# What is required
Write the records out once more, exactly as they appear below.

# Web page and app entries
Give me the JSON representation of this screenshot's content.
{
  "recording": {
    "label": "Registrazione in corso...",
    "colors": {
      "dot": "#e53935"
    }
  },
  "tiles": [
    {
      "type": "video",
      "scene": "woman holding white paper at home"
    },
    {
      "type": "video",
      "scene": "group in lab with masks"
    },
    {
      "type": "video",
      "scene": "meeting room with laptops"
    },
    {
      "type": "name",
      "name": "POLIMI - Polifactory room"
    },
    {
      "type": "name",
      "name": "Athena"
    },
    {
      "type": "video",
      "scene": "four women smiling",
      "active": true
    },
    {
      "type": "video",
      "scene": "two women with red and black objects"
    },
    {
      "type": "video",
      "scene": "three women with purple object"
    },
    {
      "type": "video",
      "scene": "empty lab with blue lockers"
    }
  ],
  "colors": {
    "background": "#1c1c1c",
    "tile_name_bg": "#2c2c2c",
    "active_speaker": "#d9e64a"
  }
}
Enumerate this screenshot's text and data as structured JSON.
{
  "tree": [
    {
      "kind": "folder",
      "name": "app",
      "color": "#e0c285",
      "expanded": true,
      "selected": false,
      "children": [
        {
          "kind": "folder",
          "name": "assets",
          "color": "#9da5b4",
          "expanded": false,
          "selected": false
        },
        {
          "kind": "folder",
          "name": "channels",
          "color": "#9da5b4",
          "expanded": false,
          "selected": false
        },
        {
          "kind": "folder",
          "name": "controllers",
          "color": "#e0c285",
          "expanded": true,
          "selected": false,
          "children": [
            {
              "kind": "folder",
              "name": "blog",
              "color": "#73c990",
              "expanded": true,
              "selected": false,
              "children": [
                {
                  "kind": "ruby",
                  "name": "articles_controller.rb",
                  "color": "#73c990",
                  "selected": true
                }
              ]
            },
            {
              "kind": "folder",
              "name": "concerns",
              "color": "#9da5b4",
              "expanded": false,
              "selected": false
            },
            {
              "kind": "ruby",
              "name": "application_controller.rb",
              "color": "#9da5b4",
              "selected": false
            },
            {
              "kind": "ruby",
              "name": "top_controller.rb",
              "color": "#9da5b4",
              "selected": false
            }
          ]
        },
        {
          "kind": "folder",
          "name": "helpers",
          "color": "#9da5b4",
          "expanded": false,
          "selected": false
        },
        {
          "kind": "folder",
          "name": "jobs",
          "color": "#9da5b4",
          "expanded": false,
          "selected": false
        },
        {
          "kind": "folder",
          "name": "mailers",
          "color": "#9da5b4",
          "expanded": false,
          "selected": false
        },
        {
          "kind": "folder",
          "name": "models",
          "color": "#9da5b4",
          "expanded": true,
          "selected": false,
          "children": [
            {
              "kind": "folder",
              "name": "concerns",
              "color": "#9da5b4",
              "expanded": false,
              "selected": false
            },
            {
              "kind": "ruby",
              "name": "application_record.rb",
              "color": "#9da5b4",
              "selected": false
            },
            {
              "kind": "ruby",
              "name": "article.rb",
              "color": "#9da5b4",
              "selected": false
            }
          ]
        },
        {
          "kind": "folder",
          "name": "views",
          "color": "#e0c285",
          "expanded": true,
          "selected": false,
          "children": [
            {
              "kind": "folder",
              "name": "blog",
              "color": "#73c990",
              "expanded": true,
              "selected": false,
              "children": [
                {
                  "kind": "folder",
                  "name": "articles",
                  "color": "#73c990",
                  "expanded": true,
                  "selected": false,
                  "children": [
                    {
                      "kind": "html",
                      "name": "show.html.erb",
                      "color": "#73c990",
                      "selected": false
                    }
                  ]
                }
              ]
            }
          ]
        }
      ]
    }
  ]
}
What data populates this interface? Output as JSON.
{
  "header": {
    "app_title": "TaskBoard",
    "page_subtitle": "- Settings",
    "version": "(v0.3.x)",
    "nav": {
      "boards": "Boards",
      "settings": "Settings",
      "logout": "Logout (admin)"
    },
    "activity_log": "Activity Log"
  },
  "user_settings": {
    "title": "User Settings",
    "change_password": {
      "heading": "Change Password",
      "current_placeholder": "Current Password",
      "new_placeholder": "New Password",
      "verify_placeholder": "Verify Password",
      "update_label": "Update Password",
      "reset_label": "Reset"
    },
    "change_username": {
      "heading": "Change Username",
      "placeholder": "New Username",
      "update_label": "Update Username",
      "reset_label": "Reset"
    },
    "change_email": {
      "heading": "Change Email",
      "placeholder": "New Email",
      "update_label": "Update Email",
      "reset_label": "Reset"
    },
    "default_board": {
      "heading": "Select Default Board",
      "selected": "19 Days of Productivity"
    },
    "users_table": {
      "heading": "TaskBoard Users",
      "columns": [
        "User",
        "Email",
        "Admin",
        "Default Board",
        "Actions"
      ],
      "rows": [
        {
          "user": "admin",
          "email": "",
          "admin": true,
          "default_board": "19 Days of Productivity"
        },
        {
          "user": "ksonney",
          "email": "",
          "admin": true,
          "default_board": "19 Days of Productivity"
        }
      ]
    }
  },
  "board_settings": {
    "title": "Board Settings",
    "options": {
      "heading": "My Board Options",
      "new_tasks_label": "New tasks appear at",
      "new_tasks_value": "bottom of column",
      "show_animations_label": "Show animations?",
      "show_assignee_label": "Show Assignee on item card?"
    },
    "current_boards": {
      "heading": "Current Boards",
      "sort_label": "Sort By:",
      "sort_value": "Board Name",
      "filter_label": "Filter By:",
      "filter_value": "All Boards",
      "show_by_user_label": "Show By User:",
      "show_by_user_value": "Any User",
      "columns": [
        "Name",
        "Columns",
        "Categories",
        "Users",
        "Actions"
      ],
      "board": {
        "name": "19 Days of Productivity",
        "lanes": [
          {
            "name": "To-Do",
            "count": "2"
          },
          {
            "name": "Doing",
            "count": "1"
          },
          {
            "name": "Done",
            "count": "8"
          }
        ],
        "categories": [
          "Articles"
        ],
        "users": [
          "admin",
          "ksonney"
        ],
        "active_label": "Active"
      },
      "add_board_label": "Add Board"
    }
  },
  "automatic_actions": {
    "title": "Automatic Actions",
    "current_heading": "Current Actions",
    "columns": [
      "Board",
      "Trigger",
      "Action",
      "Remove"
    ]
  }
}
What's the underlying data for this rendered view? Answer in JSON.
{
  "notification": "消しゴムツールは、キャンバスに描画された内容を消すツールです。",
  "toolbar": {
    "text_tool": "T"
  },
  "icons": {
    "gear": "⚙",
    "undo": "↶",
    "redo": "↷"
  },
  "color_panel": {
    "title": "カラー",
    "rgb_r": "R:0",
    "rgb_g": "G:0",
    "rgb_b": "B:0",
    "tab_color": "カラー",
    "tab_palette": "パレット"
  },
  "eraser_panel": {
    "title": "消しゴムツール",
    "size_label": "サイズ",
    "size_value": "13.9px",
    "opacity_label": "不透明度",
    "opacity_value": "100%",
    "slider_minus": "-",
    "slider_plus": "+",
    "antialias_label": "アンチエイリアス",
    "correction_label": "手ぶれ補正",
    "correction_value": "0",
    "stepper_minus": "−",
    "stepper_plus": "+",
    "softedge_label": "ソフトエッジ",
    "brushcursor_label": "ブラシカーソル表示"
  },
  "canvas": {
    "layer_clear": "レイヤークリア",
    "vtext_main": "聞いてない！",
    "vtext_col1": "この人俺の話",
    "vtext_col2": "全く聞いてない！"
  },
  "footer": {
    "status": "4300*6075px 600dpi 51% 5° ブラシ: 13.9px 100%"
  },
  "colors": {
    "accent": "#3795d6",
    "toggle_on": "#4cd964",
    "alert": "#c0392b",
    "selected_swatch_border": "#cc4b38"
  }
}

# Solution for this task
Give me the JSON representation of this screenshot's content.
{
  "recording": {
    "label": "Registrazione in corso...",
    "colors": {
      "dot": "#e53935"
    }
  },
  "tiles": [
    {
      "type": "video",
      "scene": "woman holding white paper at home"
    },
    {
      "type": "video",
      "scene": "group in lab with masks"
    },
    {
      "type": "video",
      "scene": "meeting room with laptops"
    },
    {
      "type": "name",
      "name": "POLIMI - Polifactory room"
    },
    {
      "type": "name",
      "name": "Athena"
    },
    {
      "type": "video",
      "scene": "four women smiling",
      "active": true
    },
    {
      "type": "video",
      "scene": "two women with red and black objects"
    },
    {
      "type": "video",
      "scene": "three women with purple object"
    },
    {
      "type": "video",
      "scene": "empty lab with blue lockers"
    }
  ],
  "colors": {
    "background": "#1c1c1c",
    "tile_name_bg": "#2c2c2c",
    "active_speaker": "#d9e64a"
  }
}
Enumerate this screenshot's text and data as structured JSON.
{
  "tree": [
    {
      "kind": "folder",
      "name": "app",
      "color": "#e0c285",
      "expanded": true,
      "selected": false,
      "children": [
        {
          "kind": "folder",
          "name": "assets",
          "color": "#9da5b4",
          "expanded": false,
          "selected": false
        },
        {
          "kind": "folder",
          "name": "channels",
          "color": "#9da5b4",
          "expanded": false,
          "selected": false
        },
        {
          "kind": "folder",
          "name": "controllers",
          "color": "#e0c285",
          "expanded": true,
          "selected": false,
          "children": [
            {
              "kind": "folder",
              "name": "blog",
              "color": "#73c990",
              "expanded": true,
              "selected": false,
              "children": [
                {
                  "kind": "ruby",
                  "name": "articles_controller.rb",
                  "color": "#73c990",
                  "selected": true
                }
              ]
            },
            {
              "kind": "folder",
              "name": "concerns",
              "color": "#9da5b4",
              "expanded": false,
              "selected": false
            },
            {
              "kind": "ruby",
              "name": "application_controller.rb",
              "color": "#9da5b4",
              "selected": false
            },
            {
              "kind": "ruby",
              "name": "top_controller.rb",
              "color": "#9da5b4",
              "selected": false
            }
          ]
        },
        {
          "kind": "folder",
          "name": "helpers",
          "color": "#9da5b4",
          "expanded": false,
          "selected": false
        },
        {
          "kind": "folder",
          "name": "jobs",
          "color": "#9da5b4",
          "expanded": false,
          "selected": false
        },
        {
          "kind": "folder",
          "name": "mailers",
          "color": "#9da5b4",
          "expanded": false,
          "selected": false
        },
        {
          "kind": "folder",
          "name": "models",
          "color": "#9da5b4",
          "expanded": true,
          "selected": false,
          "children": [
            {
              "kind": "folder",
              "name": "concerns",
              "color": "#9da5b4",
              "expanded": false,
              "selected": false
            },
            {
              "kind": "ruby",
              "name": "application_record.rb",
              "color": "#9da5b4",
              "selected": false
            },
            {
              "kind": "ruby",
              "name": "article.rb",
              "color": "#9da5b4",
              "selected": false
            }
          ]
        },
        {
          "kind": "folder",
          "name": "views",
          "color": "#e0c285",
          "expanded": true,
          "selected": false,
          "children": [
            {
              "kind": "folder",
              "name": "blog",
              "color": "#73c990",
              "expanded": true,
              "selected": false,
              "children": [
                {
                  "kind": "folder",
                  "name": "articles",
                  "color": "#73c990",
                  "expanded": true,
                  "selected": false,
                  "children": [
                    {
                      "kind": "html",
                      "name": "show.html.erb",
                      "color": "#73c990",
                      "selected": false
                    }
                  ]
                }
              ]
            }
          ]
        }
      ]
    }
  ]
}
What data populates this interface? Output as JSON.
{
  "header": {
    "app_title": "TaskBoard",
    "page_subtitle": "- Settings",
    "version": "(v0.3.x)",
    "nav": {
      "boards": "Boards",
      "settings": "Settings",
      "logout": "Logout (admin)"
    },
    "activity_log": "Activity Log"
  },
  "user_settings": {
    "title": "User Settings",
    "change_password": {
      "heading": "Change Password",
      "current_placeholder": "Current Password",
      "new_placeholder": "New Password",
      "verify_placeholder": "Verify Password",
      "update_label": "Update Password",
      "reset_label": "Reset"
    },
    "change_username": {
      "heading": "Change Username",
      "placeholder": "New Username",
      "update_label": "Update Username",
      "reset_label": "Reset"
    },
    "change_email": {
      "heading": "Change Email",
      "placeholder": "New Email",
      "update_label": "Update Email",
      "reset_label": "Reset"
    },
    "default_board": {
      "heading": "Select Default Board",
      "selected": "19 Days of Productivity"
    },
    "users_table": {
      "heading": "TaskBoard Users",
      "columns": [
        "User",
        "Email",
        "Admin",
        "Default Board",
        "Actions"
      ],
      "rows": [
        {
          "user": "admin",
          "email": "",
          "admin": true,
          "default_board": "19 Days of Productivity"
        },
        {
          "user": "ksonney",
          "email": "",
          "admin": true,
          "default_board": "19 Days of Productivity"
        }
      ]
    }
  },
  "board_settings": {
    "title": "Board Settings",
    "options": {
      "heading": "My Board Options",
      "new_tasks_label": "New tasks appear at",
      "new_tasks_value": "bottom of column",
      "show_animations_label": "Show animations?",
      "show_assignee_label": "Show Assignee on item card?"
    },
    "current_boards": {
      "heading": "Current Boards",
      "sort_label": "Sort By:",
      "sort_value": "Board Name",
      "filter_label": "Filter By:",
      "filter_value": "All Boards",
      "show_by_user_label": "Show By User:",
      "show_by_user_value": "Any User",
      "columns": [
        "Name",
        "Columns",
        "Categories",
        "Users",
        "Actions"
      ],
      "board": {
        "name": "19 Days of Productivity",
        "lanes": [
          {
            "name": "To-Do",
            "count": "2"
          },
          {
            "name": "Doing",
            "count": "1"
          },
          {
            "name": "Done",
            "count": "8"
          }
        ],
        "categories": [
          "Articles"
        ],
        "users": [
          "admin",
          "ksonney"
        ],
        "active_label": "Active"
      },
      "add_board_label": "Add Board"
    }
  },
  "automatic_actions": {
    "title": "Automatic Actions",
    "current_heading": "Current Actions",
    "columns": [
      "Board",
      "Trigger",
      "Action",
      "Remove"
    ]
  }
}
What's the underlying data for this rendered view? Answer in JSON.
{
  "notification": "消しゴムツールは、キャンバスに描画された内容を消すツールです。",
  "toolbar": {
    "text_tool": "T"
  },
  "icons": {
    "gear": "⚙",
    "undo": "↶",
    "redo": "↷"
  },
  "color_panel": {
    "title": "カラー",
    "rgb_r": "R:0",
    "rgb_g": "G:0",
    "rgb_b": "B:0",
    "tab_color": "カラー",
    "tab_palette": "パレット"
  },
  "eraser_panel": {
    "title": "消しゴムツール",
    "size_label": "サイズ",
    "size_value": "13.9px",
    "opacity_label": "不透明度",
    "opacity_value": "100%",
    "slider_minus": "-",
    "slider_plus": "+",
    "antialias_label": "アンチエイリアス",
    "correction_label": "手ぶれ補正",
    "correction_value": "0",
    "stepper_minus": "−",
    "stepper_plus": "+",
    "softedge_label": "ソフトエッジ",
    "brushcursor_label": "ブラシカーソル表示"
  },
  "canvas": {
    "layer_clear": "レイヤークリア",
    "vtext_main": "聞いてない！",
    "vtext_col1": "この人俺の話",
    "vtext_col2": "全く聞いてない！"
  },
  "footer": {
    "status": "4300*6075px 600dpi 51% 5° ブラシ: 13.9px 100%"
  },
  "colors": {
    "accent": "#3795d6",
    "toggle_on": "#4cd964",
    "alert": "#c0392b",
    "selected_swatch_border": "#cc4b38"
  }
}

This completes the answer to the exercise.